# [What to work on]
This exercise asks for an exact copy of the lines from the one containing "Extract the structured" through the final line of the material, with pictures omitted.

+++ Data to process

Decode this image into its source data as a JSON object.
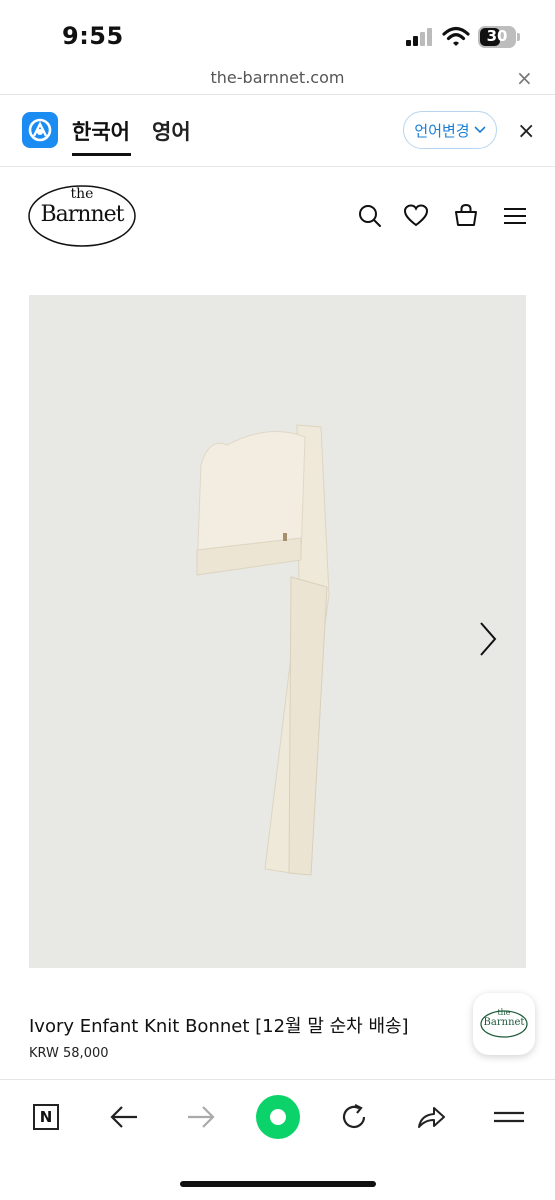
{
  "status_bar": {
    "time": "9:55",
    "battery": "30"
  },
  "url_bar": {
    "url": "the-barnnet.com",
    "close_symbol": "×"
  },
  "translate_bar": {
    "lang_active": "한국어",
    "lang_other": "영어",
    "change_label": "언어변경",
    "close_symbol": "×",
    "accent_color": "#1b8cf2"
  },
  "site": {
    "logo_top": "the",
    "logo_main": "Barnnet",
    "header_icons": [
      "search-icon",
      "heart-icon",
      "bag-icon",
      "menu-icon"
    ]
  },
  "product": {
    "name": "Ivory Enfant Knit Bonnet [12월 말 순차 배송]",
    "price": "KRW 58,000"
  },
  "floating_badge": {
    "logo_top": "the",
    "logo_main": "Barnnet"
  },
  "toolbar": {
    "items": [
      "naver-home-icon",
      "back-arrow-icon",
      "forward-arrow-icon",
      "green-dot-button",
      "reload-icon",
      "share-icon",
      "menu-icon"
    ],
    "home_letter": "N"
  }
}
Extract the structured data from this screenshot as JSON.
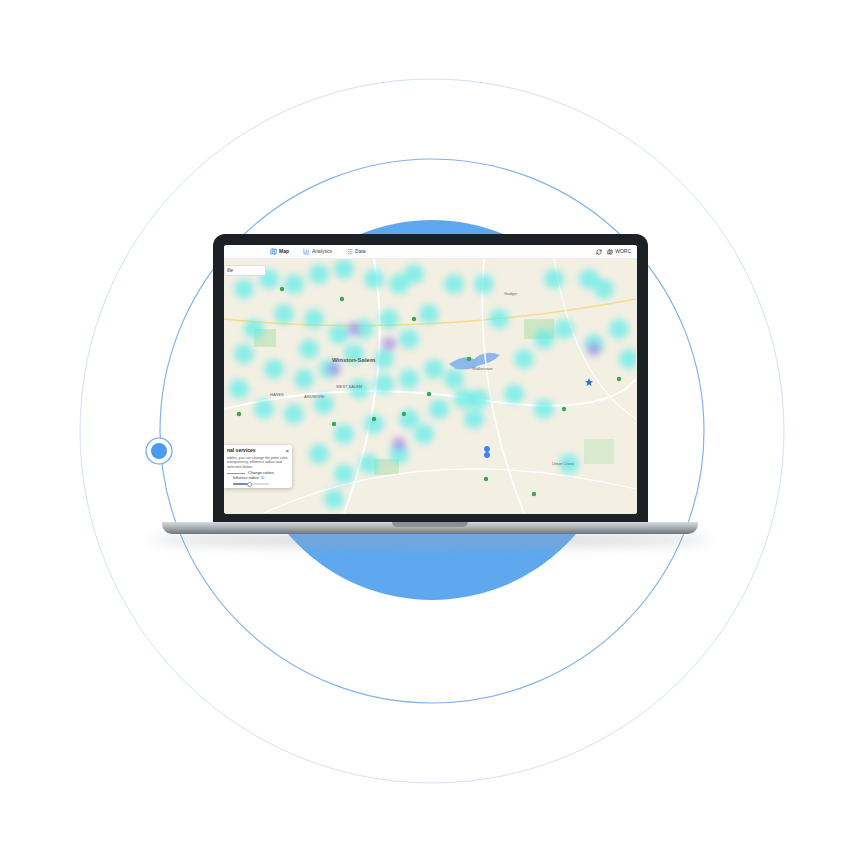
{
  "nav": {
    "tabs": [
      {
        "label": "Map",
        "selected": true
      },
      {
        "label": "Analytics",
        "selected": false
      },
      {
        "label": "Data",
        "selected": false
      }
    ],
    "account": "WORC"
  },
  "search": {
    "value": "ille"
  },
  "map_labels": [
    "Winston-Salem",
    "HANES",
    "ARDMORE",
    "WEST SALEM",
    "Walkertown",
    "Union Cross",
    "Gudger"
  ],
  "panel": {
    "title": "nal services",
    "close": "×",
    "description": "tables, you can change the point color, transparency, influence radius and selectors below.",
    "button": "Change colors",
    "slider": {
      "label": "Influence radius:",
      "reading": "40",
      "level": 0.45
    }
  }
}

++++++

# [The completed task]
Extract the structured data from this screenshot as JSON.
{
  "nav": {
    "tabs": [
      {
        "label": "Map",
        "selected": true
      },
      {
        "label": "Analytics",
        "selected": false
      },
      {
        "label": "Data",
        "selected": false
      }
    ],
    "account": "WORC"
  },
  "search": {
    "value": "ille"
  },
  "map_labels": [
    "Winston-Salem",
    "HANES",
    "ARDMORE",
    "WEST SALEM",
    "Walkertown",
    "Union Cross",
    "Gudger"
  ],
  "panel": {
    "title": "nal services",
    "close": "×",
    "description": "tables, you can change the point color, transparency, influence radius and selectors below.",
    "button": "Change colors",
    "slider": {
      "label": "Influence radius:",
      "reading": "40",
      "level": 0.45
    }
  }
}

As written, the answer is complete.